The opinion of the court was delivered by: Ellen Segal Huvelle United States District Judge
Before the Court is plaintiffs' motion for entry of default judgment. This case is an action for legal and equitable relief under the Employee Retirement Income Security Act of 1974 ("ERISA"), as amended by the Multiemployer Pension Plan Amendments Act of 1980, 29 U.S.C. § 1145. Defendant was served with the complaint on June 5, 2009, but has failed to answer or otherwise defend this action.
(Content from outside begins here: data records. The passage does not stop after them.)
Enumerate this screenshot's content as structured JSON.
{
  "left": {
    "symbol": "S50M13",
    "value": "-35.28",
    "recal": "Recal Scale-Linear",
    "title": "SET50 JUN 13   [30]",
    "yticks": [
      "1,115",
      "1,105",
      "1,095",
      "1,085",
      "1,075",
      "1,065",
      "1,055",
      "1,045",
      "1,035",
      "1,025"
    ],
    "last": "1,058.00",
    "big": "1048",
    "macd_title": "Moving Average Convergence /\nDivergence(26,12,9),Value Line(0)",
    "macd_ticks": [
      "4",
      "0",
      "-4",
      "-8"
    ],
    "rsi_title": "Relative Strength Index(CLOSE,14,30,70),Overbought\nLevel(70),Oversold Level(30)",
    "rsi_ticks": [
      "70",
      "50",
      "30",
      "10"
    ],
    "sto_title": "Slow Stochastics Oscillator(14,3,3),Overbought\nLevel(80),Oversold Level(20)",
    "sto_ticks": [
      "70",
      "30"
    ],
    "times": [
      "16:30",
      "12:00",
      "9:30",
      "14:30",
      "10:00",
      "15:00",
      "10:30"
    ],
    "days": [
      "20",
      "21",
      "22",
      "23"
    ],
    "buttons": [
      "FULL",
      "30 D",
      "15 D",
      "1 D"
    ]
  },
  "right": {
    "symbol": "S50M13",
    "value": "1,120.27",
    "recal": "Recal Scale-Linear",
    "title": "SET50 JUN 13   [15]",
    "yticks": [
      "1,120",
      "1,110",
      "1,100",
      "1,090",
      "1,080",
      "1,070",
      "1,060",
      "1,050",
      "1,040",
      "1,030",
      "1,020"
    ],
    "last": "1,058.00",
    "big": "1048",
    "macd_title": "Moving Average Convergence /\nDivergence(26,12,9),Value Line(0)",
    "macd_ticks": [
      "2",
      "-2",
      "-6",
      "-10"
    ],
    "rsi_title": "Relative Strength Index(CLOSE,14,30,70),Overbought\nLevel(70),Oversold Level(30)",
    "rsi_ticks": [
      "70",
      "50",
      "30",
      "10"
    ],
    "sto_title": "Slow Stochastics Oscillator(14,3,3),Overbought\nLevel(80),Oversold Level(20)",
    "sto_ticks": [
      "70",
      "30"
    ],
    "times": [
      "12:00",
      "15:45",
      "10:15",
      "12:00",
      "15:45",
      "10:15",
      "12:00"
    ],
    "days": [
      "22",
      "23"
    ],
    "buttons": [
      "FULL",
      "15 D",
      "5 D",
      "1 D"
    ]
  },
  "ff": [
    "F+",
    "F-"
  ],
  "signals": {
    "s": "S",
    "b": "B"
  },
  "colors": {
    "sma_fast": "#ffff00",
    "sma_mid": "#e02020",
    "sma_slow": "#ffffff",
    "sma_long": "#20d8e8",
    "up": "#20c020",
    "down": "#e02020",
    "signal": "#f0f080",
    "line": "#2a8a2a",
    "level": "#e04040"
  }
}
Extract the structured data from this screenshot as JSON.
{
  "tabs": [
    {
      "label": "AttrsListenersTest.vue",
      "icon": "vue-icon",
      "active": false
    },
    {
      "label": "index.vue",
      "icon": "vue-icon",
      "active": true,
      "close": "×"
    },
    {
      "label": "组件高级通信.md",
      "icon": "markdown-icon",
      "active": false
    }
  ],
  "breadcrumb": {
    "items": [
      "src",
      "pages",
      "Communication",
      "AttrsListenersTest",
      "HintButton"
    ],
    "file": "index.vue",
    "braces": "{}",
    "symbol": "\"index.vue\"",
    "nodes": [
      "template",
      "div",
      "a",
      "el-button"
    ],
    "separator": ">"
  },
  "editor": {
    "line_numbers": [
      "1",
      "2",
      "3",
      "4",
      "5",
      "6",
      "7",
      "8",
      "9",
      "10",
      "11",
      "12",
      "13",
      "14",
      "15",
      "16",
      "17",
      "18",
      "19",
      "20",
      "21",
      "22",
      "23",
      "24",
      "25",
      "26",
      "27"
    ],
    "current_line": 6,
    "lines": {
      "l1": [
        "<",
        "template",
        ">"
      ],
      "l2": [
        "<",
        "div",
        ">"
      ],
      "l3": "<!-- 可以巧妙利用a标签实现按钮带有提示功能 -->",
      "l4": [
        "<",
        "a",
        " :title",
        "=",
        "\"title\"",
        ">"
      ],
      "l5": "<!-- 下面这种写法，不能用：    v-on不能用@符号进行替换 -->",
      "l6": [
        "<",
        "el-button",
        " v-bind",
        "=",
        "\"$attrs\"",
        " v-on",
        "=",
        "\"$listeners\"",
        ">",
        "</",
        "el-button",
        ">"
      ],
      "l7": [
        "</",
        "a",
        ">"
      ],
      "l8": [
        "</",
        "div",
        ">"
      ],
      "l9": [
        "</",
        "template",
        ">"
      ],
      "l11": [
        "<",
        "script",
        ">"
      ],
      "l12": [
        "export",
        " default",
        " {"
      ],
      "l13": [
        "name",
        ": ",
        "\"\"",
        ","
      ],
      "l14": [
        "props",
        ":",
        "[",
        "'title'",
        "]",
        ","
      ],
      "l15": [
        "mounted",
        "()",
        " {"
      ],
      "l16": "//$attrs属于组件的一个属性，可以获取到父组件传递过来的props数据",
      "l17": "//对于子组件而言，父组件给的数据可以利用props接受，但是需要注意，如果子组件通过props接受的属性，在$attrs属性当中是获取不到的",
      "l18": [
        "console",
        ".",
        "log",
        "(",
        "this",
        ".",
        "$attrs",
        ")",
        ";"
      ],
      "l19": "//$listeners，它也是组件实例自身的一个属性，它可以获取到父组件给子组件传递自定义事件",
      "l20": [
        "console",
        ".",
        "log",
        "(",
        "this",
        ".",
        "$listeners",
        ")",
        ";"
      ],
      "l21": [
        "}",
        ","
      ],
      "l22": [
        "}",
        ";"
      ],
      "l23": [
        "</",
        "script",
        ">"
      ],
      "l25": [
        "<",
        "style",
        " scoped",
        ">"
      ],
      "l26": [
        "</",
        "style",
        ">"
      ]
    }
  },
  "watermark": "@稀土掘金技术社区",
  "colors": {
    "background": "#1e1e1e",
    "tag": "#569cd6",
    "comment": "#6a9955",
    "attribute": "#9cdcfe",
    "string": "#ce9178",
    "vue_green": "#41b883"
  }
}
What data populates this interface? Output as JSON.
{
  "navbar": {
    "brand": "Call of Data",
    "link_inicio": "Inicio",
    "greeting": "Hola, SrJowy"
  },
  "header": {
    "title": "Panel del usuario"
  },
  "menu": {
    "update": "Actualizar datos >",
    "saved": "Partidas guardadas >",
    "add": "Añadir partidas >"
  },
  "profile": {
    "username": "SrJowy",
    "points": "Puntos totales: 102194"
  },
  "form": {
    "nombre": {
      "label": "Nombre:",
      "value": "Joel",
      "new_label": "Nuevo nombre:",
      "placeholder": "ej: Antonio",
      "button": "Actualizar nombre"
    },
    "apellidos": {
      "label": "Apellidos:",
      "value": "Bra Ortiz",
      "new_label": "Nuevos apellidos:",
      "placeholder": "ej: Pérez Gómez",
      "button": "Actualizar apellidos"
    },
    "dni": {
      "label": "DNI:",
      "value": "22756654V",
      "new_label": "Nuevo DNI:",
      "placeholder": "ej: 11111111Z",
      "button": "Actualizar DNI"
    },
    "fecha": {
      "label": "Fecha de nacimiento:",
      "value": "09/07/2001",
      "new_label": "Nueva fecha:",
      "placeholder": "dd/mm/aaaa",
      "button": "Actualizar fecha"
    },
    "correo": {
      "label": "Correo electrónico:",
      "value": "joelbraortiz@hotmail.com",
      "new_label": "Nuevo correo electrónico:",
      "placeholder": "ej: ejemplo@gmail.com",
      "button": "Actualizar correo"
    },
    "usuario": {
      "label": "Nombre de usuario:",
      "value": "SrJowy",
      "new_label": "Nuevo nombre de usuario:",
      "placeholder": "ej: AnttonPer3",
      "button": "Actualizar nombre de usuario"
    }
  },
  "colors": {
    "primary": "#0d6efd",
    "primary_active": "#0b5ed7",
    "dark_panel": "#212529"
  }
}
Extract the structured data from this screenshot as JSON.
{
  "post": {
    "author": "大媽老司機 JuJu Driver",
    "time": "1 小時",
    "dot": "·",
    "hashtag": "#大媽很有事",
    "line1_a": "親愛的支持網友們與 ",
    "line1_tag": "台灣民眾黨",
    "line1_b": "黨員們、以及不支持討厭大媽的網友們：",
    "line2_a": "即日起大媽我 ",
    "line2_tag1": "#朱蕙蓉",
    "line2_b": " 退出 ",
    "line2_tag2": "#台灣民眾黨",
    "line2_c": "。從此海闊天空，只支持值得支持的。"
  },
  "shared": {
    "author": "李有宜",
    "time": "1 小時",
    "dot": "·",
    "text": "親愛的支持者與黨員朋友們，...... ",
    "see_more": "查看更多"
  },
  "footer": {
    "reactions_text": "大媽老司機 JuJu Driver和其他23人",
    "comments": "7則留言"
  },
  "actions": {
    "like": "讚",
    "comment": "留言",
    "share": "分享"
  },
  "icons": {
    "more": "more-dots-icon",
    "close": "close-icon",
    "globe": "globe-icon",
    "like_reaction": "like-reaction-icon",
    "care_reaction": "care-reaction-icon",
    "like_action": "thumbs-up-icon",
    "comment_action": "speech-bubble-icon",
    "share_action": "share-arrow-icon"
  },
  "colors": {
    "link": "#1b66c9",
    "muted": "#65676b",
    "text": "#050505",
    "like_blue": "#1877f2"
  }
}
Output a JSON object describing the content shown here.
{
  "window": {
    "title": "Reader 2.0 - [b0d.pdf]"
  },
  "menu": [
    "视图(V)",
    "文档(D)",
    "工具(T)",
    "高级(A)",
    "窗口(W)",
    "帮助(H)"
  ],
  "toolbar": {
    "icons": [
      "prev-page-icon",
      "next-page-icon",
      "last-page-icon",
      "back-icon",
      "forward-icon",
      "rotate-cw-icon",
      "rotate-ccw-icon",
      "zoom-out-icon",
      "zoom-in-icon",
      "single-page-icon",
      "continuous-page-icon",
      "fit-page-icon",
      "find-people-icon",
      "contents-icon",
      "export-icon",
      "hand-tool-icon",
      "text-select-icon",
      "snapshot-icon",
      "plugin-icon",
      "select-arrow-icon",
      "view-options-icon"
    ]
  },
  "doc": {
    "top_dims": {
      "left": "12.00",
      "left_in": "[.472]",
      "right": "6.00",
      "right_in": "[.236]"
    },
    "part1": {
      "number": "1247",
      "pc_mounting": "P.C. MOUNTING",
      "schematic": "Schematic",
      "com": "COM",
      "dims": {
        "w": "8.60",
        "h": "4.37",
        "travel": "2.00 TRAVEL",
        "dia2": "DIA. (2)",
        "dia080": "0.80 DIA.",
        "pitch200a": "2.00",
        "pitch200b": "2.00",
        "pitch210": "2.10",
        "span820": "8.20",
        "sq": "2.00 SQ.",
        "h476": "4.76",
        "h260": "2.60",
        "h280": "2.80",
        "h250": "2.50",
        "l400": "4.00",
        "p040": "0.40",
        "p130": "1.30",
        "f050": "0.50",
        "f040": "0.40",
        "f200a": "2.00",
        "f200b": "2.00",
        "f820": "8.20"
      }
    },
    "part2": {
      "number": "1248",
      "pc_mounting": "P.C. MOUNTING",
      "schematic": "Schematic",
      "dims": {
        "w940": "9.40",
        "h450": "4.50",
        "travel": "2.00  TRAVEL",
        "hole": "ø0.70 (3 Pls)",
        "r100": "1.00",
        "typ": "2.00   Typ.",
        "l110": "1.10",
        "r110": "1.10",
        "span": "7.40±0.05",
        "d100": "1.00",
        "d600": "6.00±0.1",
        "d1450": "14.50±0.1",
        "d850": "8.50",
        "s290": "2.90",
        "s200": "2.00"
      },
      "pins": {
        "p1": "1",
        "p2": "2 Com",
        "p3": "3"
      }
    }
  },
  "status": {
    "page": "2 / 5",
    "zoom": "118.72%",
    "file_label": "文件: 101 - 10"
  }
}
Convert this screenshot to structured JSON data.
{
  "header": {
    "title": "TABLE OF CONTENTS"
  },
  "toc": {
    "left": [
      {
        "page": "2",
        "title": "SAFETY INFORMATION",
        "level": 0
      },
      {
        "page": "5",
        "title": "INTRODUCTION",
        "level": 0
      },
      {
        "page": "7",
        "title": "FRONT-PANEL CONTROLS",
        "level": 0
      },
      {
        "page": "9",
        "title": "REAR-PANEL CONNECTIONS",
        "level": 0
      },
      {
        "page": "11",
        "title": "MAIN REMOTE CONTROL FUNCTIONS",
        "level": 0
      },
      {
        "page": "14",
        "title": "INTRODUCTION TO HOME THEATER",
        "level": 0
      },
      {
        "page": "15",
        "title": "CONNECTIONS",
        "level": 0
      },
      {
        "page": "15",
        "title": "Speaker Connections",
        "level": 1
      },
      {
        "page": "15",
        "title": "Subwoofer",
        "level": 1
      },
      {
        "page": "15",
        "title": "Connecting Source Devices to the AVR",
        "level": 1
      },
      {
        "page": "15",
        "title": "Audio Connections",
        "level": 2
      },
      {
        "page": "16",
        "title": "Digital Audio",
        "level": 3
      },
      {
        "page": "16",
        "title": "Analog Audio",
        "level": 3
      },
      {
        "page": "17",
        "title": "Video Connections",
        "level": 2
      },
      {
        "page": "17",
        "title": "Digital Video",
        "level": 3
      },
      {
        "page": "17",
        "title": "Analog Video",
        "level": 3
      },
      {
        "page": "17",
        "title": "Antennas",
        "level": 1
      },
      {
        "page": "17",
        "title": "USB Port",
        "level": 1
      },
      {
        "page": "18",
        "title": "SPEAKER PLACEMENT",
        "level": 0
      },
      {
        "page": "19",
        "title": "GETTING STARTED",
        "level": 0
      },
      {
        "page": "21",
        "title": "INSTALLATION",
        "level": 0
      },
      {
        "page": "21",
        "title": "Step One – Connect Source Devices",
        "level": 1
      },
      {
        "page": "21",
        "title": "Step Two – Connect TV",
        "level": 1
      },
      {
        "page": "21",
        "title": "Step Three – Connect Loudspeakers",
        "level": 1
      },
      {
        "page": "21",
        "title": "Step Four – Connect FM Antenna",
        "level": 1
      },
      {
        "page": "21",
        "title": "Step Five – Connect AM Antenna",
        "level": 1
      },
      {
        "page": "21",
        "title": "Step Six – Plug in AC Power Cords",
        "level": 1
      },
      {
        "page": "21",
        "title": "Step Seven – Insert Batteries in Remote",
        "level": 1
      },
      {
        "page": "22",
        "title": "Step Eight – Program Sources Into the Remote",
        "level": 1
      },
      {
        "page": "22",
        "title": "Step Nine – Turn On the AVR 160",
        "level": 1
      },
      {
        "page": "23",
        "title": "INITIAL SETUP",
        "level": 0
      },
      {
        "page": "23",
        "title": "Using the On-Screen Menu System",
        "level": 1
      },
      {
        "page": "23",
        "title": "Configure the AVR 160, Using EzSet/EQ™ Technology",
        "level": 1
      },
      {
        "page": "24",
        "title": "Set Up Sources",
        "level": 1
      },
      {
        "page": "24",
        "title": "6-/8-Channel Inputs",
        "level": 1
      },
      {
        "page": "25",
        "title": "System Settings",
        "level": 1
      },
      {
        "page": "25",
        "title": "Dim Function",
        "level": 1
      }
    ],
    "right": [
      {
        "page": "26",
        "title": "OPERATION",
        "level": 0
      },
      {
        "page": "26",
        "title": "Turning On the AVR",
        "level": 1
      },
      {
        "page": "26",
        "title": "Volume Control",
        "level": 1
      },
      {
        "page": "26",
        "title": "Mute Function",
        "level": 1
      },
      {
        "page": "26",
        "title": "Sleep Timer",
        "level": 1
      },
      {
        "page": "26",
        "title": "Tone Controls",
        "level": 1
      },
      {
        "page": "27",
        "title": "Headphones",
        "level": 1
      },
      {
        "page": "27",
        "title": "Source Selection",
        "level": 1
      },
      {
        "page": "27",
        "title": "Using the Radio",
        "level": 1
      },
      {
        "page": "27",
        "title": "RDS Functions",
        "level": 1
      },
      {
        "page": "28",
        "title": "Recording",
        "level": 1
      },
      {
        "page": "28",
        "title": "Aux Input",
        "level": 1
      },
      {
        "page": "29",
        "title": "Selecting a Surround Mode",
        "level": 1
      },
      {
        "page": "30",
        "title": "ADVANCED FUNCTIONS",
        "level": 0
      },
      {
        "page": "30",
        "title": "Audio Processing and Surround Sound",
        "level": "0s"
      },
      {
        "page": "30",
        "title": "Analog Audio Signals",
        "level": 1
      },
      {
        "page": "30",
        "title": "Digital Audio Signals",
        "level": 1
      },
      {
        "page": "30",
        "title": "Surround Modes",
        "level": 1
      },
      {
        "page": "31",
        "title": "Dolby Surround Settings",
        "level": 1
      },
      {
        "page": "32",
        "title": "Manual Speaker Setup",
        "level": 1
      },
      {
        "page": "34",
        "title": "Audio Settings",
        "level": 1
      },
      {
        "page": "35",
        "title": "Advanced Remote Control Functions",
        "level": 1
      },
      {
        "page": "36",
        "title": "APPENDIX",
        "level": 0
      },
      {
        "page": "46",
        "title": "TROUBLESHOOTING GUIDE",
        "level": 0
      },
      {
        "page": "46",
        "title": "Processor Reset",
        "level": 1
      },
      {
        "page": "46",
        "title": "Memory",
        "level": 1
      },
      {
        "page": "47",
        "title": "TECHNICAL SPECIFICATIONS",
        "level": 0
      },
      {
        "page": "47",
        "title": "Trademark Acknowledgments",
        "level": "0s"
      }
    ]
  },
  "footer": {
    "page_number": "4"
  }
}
The Clerk of Court entered default on July 31, 2009. Pursuant to the Court's July 31, 2009 Order directing plaintiffs to move for entry of judgment, plaintiffs have moved for entry of default judgment pursuant to Fed. R. Civ. P. 55(b)(2).*fn1
The determination of whether default judgment is appropriate is committed to the discretion of the trial court. Jackson v. Beech, 636 F.2d 831, 836 (D.C. Cir. 1980). For default judgment, defendant must be considered a "totally unresponsive" party and its default plainly willful, reflected by its failure to respond to the summons and complaint, the entry of default, or the motion for default judgment. Gutierrez v. Berg Contracting Inc., No. 99-3044, 2000 WL 331721, *1 (D.D.C. March 20, 2000) (citing Jackson, 636 F.2d at 836). Given "the absence of any request to set aside the default or suggestion by the defendant that it has a meritorious defense," it is clear that the standard for default judgment has been satisfied. Id.
Although the default establishes a defendant's liability, the Court makes an independent determination of the sum to be awarded in the judgment unless the amount of damages is certain. Adkins v. Teseo, 180 F. Supp. 2d 15, 17 (D.D.C. 2001). Pursuant to 29 U.S.C. § 1132(g)(2), the Court shall award plaintiffs: (A) the unpaid contributions; (B) interest on the unpaid contributions; (C) liquidated damages in an amount equal to the greater of (i) interest on the unpaid contributions, or (ii) 20 percent (or such higher percentage as may be permitted under Federal or State law) of the amount determined by the court under subparagraph (A); (D) reasonable attorney's fees and costs of the action, to be paid by the defendant; and (E) such other legal or equitable relief as the court deems appropriate. The Court may rely on detailed affidavits or documentary evidence to determine the appropriate sum for default judgment. Flynn v. Mastro Masonry Contractors, 237 F. Supp. 2d 66, 69 (D.D.C. 2002).
Plaintiffs have filed the declarations of David F. Stupar, Executive Director of the Bricklayers & Trowel Trades International Pension Fund ("the Fund") and an authorized representative to effect collections on behalf of the International Masonry Institute ("IMI"), and Ira R. Mitzner, Esq., in support of the motion for default judgment. Based on the declarations, the Court finds that plaintiffs have established damages in the amounts of $69,443.43 in unpaid contributions to the Fund and IMI (a) for work performed but not reported by defendant during the period January 2005 through January 2008 and (b) for work performed and reported by defendant during the period September 2005 through February 2008, pursuant to 29 U.S.C. § 1132(g)(2)(A); $19,869.50 in interest on those unpaid contributions, pursuant to 29 U.S.C. § 1132(g)(2)(B); and $19,912.83 for liquidated damages assessed on unpaid contributions, pursuant to 29 U.S.C. § 1132(g)(2)(C). In addition, plaintiffs are entitled to attorney's fees in the amount of $3,007.00 and costs in the amount of $1,416.24, pursuant to 29 U.S.C. § 1132(g)(2)(D).
Therefore, pursuant to 29 U.S.C. § 1132(g)(2), judgment will be entered for plaintiffs in the amount of $113,649.00. A separate Order of ...